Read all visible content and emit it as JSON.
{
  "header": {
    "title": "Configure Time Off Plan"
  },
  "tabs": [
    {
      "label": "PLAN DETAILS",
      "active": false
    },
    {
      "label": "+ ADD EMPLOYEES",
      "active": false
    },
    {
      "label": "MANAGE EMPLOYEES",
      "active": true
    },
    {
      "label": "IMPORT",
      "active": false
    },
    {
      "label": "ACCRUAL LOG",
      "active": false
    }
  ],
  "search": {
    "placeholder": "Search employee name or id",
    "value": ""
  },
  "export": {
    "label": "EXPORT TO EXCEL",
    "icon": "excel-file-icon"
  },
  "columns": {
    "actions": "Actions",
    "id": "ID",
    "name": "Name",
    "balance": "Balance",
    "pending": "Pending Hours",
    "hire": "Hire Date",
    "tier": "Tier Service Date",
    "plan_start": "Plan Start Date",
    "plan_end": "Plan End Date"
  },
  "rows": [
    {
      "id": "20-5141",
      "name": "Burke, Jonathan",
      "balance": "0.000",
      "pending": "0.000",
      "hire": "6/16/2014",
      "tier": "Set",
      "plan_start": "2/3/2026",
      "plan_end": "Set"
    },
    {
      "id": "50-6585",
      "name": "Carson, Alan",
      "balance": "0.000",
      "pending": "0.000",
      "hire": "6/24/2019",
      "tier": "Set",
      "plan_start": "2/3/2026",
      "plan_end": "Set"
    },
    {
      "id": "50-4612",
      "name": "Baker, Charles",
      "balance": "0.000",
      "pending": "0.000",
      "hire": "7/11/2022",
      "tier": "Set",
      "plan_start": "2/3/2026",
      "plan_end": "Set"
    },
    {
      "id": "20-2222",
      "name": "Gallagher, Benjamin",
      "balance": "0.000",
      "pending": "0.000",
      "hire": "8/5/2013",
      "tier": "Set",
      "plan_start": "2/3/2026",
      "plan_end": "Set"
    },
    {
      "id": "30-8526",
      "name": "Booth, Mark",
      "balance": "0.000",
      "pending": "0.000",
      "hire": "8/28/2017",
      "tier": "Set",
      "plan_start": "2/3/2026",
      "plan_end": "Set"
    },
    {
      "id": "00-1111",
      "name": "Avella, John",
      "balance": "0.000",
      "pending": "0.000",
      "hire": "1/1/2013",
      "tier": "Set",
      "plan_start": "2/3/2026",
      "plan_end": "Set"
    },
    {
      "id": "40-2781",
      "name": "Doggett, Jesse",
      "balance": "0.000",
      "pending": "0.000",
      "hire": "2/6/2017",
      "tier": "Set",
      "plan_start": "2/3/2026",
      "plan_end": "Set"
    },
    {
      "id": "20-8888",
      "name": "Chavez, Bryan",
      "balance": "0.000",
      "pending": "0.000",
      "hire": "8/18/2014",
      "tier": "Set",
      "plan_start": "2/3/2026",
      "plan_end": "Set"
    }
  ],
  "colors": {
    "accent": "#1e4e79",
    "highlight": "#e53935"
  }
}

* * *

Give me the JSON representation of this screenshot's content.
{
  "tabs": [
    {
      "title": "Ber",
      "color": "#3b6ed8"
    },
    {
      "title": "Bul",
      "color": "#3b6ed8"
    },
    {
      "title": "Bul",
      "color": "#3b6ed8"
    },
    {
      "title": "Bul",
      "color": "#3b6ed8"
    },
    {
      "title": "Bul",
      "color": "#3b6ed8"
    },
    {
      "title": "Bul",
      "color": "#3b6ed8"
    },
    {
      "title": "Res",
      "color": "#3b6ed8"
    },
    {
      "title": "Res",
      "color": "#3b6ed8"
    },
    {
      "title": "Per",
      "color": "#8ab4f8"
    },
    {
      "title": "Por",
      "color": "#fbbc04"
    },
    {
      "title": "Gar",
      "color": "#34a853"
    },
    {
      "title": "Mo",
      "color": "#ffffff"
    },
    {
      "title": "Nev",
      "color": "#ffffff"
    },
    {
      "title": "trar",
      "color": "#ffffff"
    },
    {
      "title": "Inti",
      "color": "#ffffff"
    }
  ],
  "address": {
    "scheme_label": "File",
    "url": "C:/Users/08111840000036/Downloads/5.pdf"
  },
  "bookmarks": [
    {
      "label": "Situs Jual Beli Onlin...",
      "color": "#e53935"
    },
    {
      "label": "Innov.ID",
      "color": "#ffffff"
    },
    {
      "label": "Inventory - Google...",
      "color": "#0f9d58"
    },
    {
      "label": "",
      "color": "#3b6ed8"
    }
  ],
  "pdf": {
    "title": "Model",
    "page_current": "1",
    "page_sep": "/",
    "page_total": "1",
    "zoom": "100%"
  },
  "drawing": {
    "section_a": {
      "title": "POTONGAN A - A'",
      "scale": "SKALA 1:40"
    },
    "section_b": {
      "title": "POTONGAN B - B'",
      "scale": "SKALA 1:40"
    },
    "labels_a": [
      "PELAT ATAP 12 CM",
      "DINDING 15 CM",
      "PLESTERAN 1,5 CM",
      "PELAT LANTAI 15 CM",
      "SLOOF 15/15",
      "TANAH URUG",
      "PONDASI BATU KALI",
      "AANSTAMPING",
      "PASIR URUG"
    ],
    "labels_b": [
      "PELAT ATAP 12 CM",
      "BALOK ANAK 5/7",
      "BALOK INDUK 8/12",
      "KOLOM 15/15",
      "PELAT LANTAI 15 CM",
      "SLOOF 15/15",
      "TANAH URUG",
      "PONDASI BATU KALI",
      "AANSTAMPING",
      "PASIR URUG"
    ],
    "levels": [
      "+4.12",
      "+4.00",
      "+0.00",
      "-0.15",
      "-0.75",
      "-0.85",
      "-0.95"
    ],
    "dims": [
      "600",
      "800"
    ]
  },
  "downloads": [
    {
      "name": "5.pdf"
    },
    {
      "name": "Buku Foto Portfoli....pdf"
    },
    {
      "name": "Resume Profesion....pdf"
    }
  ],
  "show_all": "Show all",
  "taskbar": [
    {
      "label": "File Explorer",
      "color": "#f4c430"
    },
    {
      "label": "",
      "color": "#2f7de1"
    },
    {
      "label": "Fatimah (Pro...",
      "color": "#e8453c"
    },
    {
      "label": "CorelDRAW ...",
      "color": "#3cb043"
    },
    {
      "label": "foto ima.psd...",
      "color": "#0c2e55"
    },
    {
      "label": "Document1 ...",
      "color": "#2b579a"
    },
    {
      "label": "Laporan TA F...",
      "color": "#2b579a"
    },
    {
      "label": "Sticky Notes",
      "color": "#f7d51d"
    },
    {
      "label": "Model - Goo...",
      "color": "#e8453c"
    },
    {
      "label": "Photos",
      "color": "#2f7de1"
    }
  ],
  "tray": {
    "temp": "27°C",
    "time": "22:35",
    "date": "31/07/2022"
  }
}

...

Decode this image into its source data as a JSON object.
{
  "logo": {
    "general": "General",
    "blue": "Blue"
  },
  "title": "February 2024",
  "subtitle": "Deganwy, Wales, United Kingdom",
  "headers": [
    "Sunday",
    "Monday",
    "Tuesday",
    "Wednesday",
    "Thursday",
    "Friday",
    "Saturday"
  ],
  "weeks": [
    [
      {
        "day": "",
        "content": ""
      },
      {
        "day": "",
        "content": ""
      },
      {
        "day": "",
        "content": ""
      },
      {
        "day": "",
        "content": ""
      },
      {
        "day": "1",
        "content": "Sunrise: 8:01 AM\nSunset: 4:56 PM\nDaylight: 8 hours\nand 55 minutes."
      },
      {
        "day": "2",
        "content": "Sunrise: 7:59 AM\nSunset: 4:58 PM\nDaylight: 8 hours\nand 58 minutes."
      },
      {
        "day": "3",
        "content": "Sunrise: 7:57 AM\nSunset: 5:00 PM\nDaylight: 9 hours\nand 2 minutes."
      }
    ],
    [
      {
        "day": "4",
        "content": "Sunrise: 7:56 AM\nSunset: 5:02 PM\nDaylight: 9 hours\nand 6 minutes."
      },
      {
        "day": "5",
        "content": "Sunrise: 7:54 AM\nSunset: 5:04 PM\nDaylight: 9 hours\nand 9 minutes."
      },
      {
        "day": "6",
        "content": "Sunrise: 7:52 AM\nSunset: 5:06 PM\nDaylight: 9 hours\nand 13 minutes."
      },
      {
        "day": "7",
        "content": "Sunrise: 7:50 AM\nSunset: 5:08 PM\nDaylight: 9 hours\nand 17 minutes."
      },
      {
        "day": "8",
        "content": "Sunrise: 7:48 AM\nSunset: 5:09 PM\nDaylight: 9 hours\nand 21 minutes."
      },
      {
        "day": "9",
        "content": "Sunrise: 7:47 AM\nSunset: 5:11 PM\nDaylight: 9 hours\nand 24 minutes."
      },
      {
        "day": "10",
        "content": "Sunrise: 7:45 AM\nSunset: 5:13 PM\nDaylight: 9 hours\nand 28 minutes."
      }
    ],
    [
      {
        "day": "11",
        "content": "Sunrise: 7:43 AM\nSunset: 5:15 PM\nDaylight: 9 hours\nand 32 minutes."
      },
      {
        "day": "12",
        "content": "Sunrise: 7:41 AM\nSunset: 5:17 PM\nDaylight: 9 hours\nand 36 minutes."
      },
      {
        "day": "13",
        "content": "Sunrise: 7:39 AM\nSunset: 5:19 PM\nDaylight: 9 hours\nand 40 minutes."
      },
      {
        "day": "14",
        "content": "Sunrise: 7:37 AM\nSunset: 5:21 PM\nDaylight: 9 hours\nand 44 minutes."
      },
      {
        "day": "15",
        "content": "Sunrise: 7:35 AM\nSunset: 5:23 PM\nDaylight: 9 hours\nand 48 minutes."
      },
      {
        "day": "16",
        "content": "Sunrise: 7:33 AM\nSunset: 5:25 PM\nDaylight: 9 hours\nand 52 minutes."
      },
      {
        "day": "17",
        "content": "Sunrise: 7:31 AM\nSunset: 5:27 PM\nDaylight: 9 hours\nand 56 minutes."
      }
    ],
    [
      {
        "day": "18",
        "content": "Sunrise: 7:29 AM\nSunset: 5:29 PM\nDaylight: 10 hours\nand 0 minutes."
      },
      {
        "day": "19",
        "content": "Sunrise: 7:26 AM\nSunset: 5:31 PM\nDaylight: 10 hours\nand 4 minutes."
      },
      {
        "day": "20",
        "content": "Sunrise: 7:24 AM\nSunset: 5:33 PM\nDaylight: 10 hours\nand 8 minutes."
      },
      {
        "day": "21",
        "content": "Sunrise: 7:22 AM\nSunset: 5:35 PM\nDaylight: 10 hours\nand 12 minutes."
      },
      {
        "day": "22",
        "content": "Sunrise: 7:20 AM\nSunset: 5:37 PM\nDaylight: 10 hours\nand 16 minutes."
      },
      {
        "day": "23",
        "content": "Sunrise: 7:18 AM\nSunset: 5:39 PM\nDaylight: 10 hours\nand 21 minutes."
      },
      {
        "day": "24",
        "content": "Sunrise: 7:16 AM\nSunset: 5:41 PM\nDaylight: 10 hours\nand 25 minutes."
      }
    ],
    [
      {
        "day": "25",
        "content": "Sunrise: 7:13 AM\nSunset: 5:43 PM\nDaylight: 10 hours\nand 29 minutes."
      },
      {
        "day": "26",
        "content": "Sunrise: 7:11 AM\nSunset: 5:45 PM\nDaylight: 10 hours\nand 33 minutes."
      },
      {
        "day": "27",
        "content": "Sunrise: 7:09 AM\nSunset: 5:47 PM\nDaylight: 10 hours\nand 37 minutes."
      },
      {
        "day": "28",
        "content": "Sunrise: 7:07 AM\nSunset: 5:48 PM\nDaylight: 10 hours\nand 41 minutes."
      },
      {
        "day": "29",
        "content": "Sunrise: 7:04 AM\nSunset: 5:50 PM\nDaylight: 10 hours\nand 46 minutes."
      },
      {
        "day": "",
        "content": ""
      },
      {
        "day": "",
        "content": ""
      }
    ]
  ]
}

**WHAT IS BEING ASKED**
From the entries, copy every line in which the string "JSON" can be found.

**RESPONSE BELOW**
Read all visible content and emit it as JSON.
Give me the JSON representation of this screenshot's content.
Decode this image into its source data as a JSON object.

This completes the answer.